SEARCH OPERATIONS AND VOLUNTEERS
When a child is missing, individuals are generally very motivated and willing to help with the search efforts. Volunteers can be a huge asset in the search for a missing child if they are responsibly managed and coordinated.
Every person involved in the Community Response Plan, and particularly the search operations, must be registered as a volunteer. One of the duties of the Administrative Coordinator is organizing the volunteer registration process. Registration must include documentation of first name, last name, and contact information (address, phone number and email address if you plan to communicate by email). Be sure to request and examine proof of identification. Photographic identification is recommended (e.g. driver’s license or passport). If photographic identification is not available, consider examining a piece of identification that includes a current address (such as a medical card). For picture identification, you should look at the identification photo and compare it to the individual standing before you, and if you have the capacity and/or facilities to do so, take a photocopy of the identification or record the number associated with the identification. If you take photocopies, keep in mind that such information is highly sensitive and can be misused for identity fraud or other purposes, so you must store the photocopies securely and either destroy them once the search efforts are complete, or turn them over to police services.
Most volunteers will understand why you need to verify their identity and why you need to keep records of their involvement in the search, but some people may be wary of permitting you to take photocopies of their identification. Providing identification is voluntary, however, those who choose not to provide an appropriate form of identification may be politely excused from your effort.

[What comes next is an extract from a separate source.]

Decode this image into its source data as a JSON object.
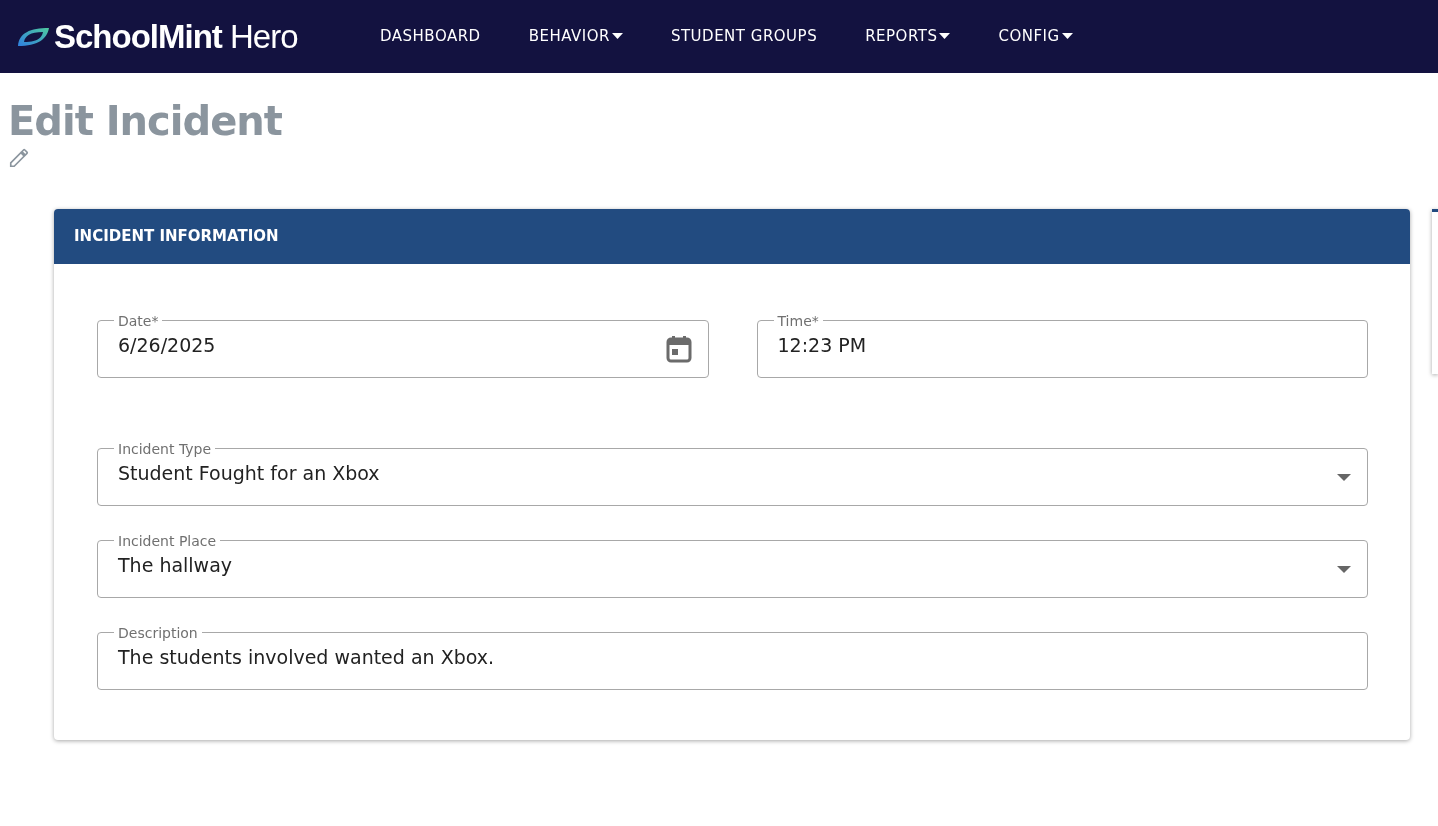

Information about volunteers may be needed by the police in the future. Police may be able to run background checks on volunteers without written consent, but you cannot conduct formal background checks without the volunteer’s written consent. The form of consent required for such checks will vary by jurisdiction, and the type of search you are carrying out. You should work with the missing children services organization that is helping you to ensure you do what you can to screen potential volunteers.
It is also advised that you take group photographs of search teams or volunteers throughout the search effort, together with lists of the names of the volunteers in the pictures where possible.
At each search event, it is important that every volunteer sign in. The role of the Administrative Coordinator also includes coming to each event and setting up a table to help with volunteer sign-in. While you may choose not to use the other sections of the Community Response Plan, if you are engaging in a search effort, you will need the assistance of an Administrative Coordinator or a designated individual to coordinate volunteers.
Pre-existing organizations can be a good source for volunteers (e.g. public service organizations, community centres, church groups, etc.). These groups may be able to quickly provide individuals interested in helping with the search, and these organizations may have already screened their members.